[Dataset rows for apps and sites]
########################################

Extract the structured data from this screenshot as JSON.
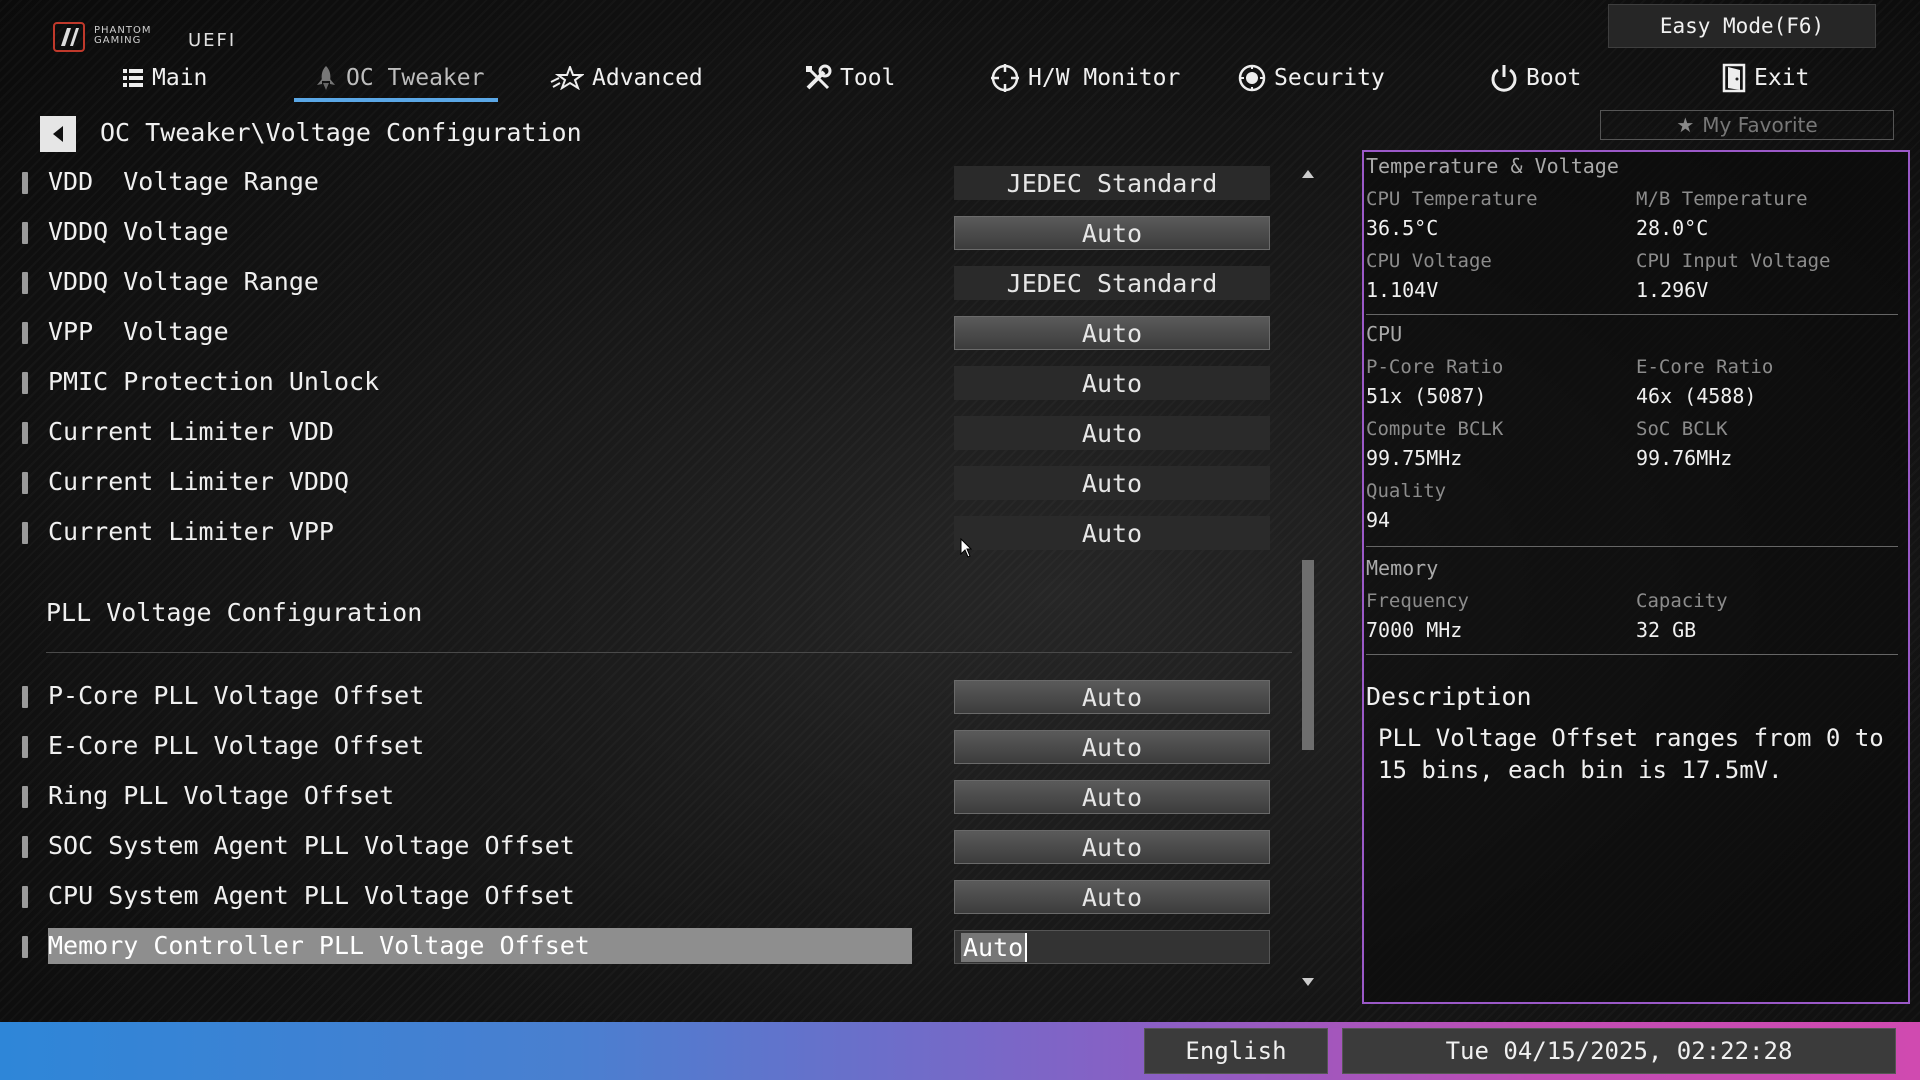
{
  "logo": {
    "brand_line1": "PHANTOM",
    "brand_line2": "GAMING",
    "uefi": "UEFI"
  },
  "easy_mode_label": "Easy Mode(F6)",
  "nav": [
    {
      "label": "Main",
      "icon": "list-icon"
    },
    {
      "label": "OC Tweaker",
      "icon": "rocket-icon",
      "active": true
    },
    {
      "label": "Advanced",
      "icon": "star-icon"
    },
    {
      "label": "Tool",
      "icon": "tools-icon"
    },
    {
      "label": "H/W Monitor",
      "icon": "crosshair-icon"
    },
    {
      "label": "Security",
      "icon": "shield-icon"
    },
    {
      "label": "Boot",
      "icon": "power-icon"
    },
    {
      "label": "Exit",
      "icon": "door-icon"
    }
  ],
  "favorite_label": "My Favorite",
  "breadcrumb": "OC Tweaker\\Voltage Configuration",
  "settings_top": [
    {
      "label": "VDD  Voltage Range",
      "value": "JEDEC Standard",
      "style": "dark"
    },
    {
      "label": "VDDQ Voltage",
      "value": "Auto",
      "style": "light"
    },
    {
      "label": "VDDQ Voltage Range",
      "value": "JEDEC Standard",
      "style": "dark"
    },
    {
      "label": "VPP  Voltage",
      "value": "Auto",
      "style": "light"
    },
    {
      "label": "PMIC Protection Unlock",
      "value": "Auto",
      "style": "dark"
    },
    {
      "label": "Current Limiter VDD",
      "value": "Auto",
      "style": "dark"
    },
    {
      "label": "Current Limiter VDDQ",
      "value": "Auto",
      "style": "dark"
    },
    {
      "label": "Current Limiter VPP",
      "value": "Auto",
      "style": "dark"
    }
  ],
  "section_title": "PLL Voltage Configuration",
  "settings_pll": [
    {
      "label": "P-Core PLL Voltage Offset",
      "value": "Auto",
      "style": "light"
    },
    {
      "label": "E-Core PLL Voltage Offset",
      "value": "Auto",
      "style": "light"
    },
    {
      "label": "Ring PLL Voltage Offset",
      "value": "Auto",
      "style": "light"
    },
    {
      "label": "SOC System Agent PLL Voltage Offset",
      "value": "Auto",
      "style": "light"
    },
    {
      "label": "CPU System Agent PLL Voltage Offset",
      "value": "Auto",
      "style": "light"
    },
    {
      "label": "Memory Controller PLL Voltage Offset",
      "value": "Auto",
      "style": "edit",
      "selected": true
    }
  ],
  "monitor": {
    "temp_voltage_title": "Temperature & Voltage",
    "cpu_temp_label": "CPU Temperature",
    "cpu_temp": "36.5°C",
    "mb_temp_label": "M/B Temperature",
    "mb_temp": "28.0°C",
    "cpu_voltage_label": "CPU Voltage",
    "cpu_voltage": "1.104V",
    "cpu_input_voltage_label": "CPU Input Voltage",
    "cpu_input_voltage": "1.296V",
    "cpu_title": "CPU",
    "pcore_ratio_label": "P-Core Ratio",
    "pcore_ratio": "51x (5087)",
    "ecore_ratio_label": "E-Core Ratio",
    "ecore_ratio": "46x (4588)",
    "compute_bclk_label": "Compute BCLK",
    "compute_bclk": "99.75MHz",
    "soc_bclk_label": "SoC BCLK",
    "soc_bclk": "99.76MHz",
    "quality_label": "Quality",
    "quality": "94",
    "memory_title": "Memory",
    "frequency_label": "Frequency",
    "frequency": "7000 MHz",
    "capacity_label": "Capacity",
    "capacity": "32 GB",
    "description_title": "Description",
    "description_text": "PLL Voltage Offset ranges from 0 to 15 bins, each bin is 17.5mV."
  },
  "footer": {
    "language": "English",
    "datetime": "Tue 04/15/2025, 02:22:28"
  },
  "colors": {
    "accent": "#5aa7e6",
    "panel_border": "#9b59c8"
  }
}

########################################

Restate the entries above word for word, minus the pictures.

◆ Task solution:
Extract the structured data from this screenshot as JSON.
{
  "logo": {
    "brand_line1": "PHANTOM",
    "brand_line2": "GAMING",
    "uefi": "UEFI"
  },
  "easy_mode_label": "Easy Mode(F6)",
  "nav": [
    {
      "label": "Main",
      "icon": "list-icon"
    },
    {
      "label": "OC Tweaker",
      "icon": "rocket-icon",
      "active": true
    },
    {
      "label": "Advanced",
      "icon": "star-icon"
    },
    {
      "label": "Tool",
      "icon": "tools-icon"
    },
    {
      "label": "H/W Monitor",
      "icon": "crosshair-icon"
    },
    {
      "label": "Security",
      "icon": "shield-icon"
    },
    {
      "label": "Boot",
      "icon": "power-icon"
    },
    {
      "label": "Exit",
      "icon": "door-icon"
    }
  ],
  "favorite_label": "My Favorite",
  "breadcrumb": "OC Tweaker\\Voltage Configuration",
  "settings_top": [
    {
      "label": "VDD  Voltage Range",
      "value": "JEDEC Standard",
      "style": "dark"
    },
    {
      "label": "VDDQ Voltage",
      "value": "Auto",
      "style": "light"
    },
    {
      "label": "VDDQ Voltage Range",
      "value": "JEDEC Standard",
      "style": "dark"
    },
    {
      "label": "VPP  Voltage",
      "value": "Auto",
      "style": "light"
    },
    {
      "label": "PMIC Protection Unlock",
      "value": "Auto",
      "style": "dark"
    },
    {
      "label": "Current Limiter VDD",
      "value": "Auto",
      "style": "dark"
    },
    {
      "label": "Current Limiter VDDQ",
      "value": "Auto",
      "style": "dark"
    },
    {
      "label": "Current Limiter VPP",
      "value": "Auto",
      "style": "dark"
    }
  ],
  "section_title": "PLL Voltage Configuration",
  "settings_pll": [
    {
      "label": "P-Core PLL Voltage Offset",
      "value": "Auto",
      "style": "light"
    },
    {
      "label": "E-Core PLL Voltage Offset",
      "value": "Auto",
      "style": "light"
    },
    {
      "label": "Ring PLL Voltage Offset",
      "value": "Auto",
      "style": "light"
    },
    {
      "label": "SOC System Agent PLL Voltage Offset",
      "value": "Auto",
      "style": "light"
    },
    {
      "label": "CPU System Agent PLL Voltage Offset",
      "value": "Auto",
      "style": "light"
    },
    {
      "label": "Memory Controller PLL Voltage Offset",
      "value": "Auto",
      "style": "edit",
      "selected": true
    }
  ],
  "monitor": {
    "temp_voltage_title": "Temperature & Voltage",
    "cpu_temp_label": "CPU Temperature",
    "cpu_temp": "36.5°C",
    "mb_temp_label": "M/B Temperature",
    "mb_temp": "28.0°C",
    "cpu_voltage_label": "CPU Voltage",
    "cpu_voltage": "1.104V",
    "cpu_input_voltage_label": "CPU Input Voltage",
    "cpu_input_voltage": "1.296V",
    "cpu_title": "CPU",
    "pcore_ratio_label": "P-Core Ratio",
    "pcore_ratio": "51x (5087)",
    "ecore_ratio_label": "E-Core Ratio",
    "ecore_ratio": "46x (4588)",
    "compute_bclk_label": "Compute BCLK",
    "compute_bclk": "99.75MHz",
    "soc_bclk_label": "SoC BCLK",
    "soc_bclk": "99.76MHz",
    "quality_label": "Quality",
    "quality": "94",
    "memory_title": "Memory",
    "frequency_label": "Frequency",
    "frequency": "7000 MHz",
    "capacity_label": "Capacity",
    "capacity": "32 GB",
    "description_title": "Description",
    "description_text": "PLL Voltage Offset ranges from 0 to 15 bins, each bin is 17.5mV."
  },
  "footer": {
    "language": "English",
    "datetime": "Tue 04/15/2025, 02:22:28"
  },
  "colors": {
    "accent": "#5aa7e6",
    "panel_border": "#9b59c8"
  }
}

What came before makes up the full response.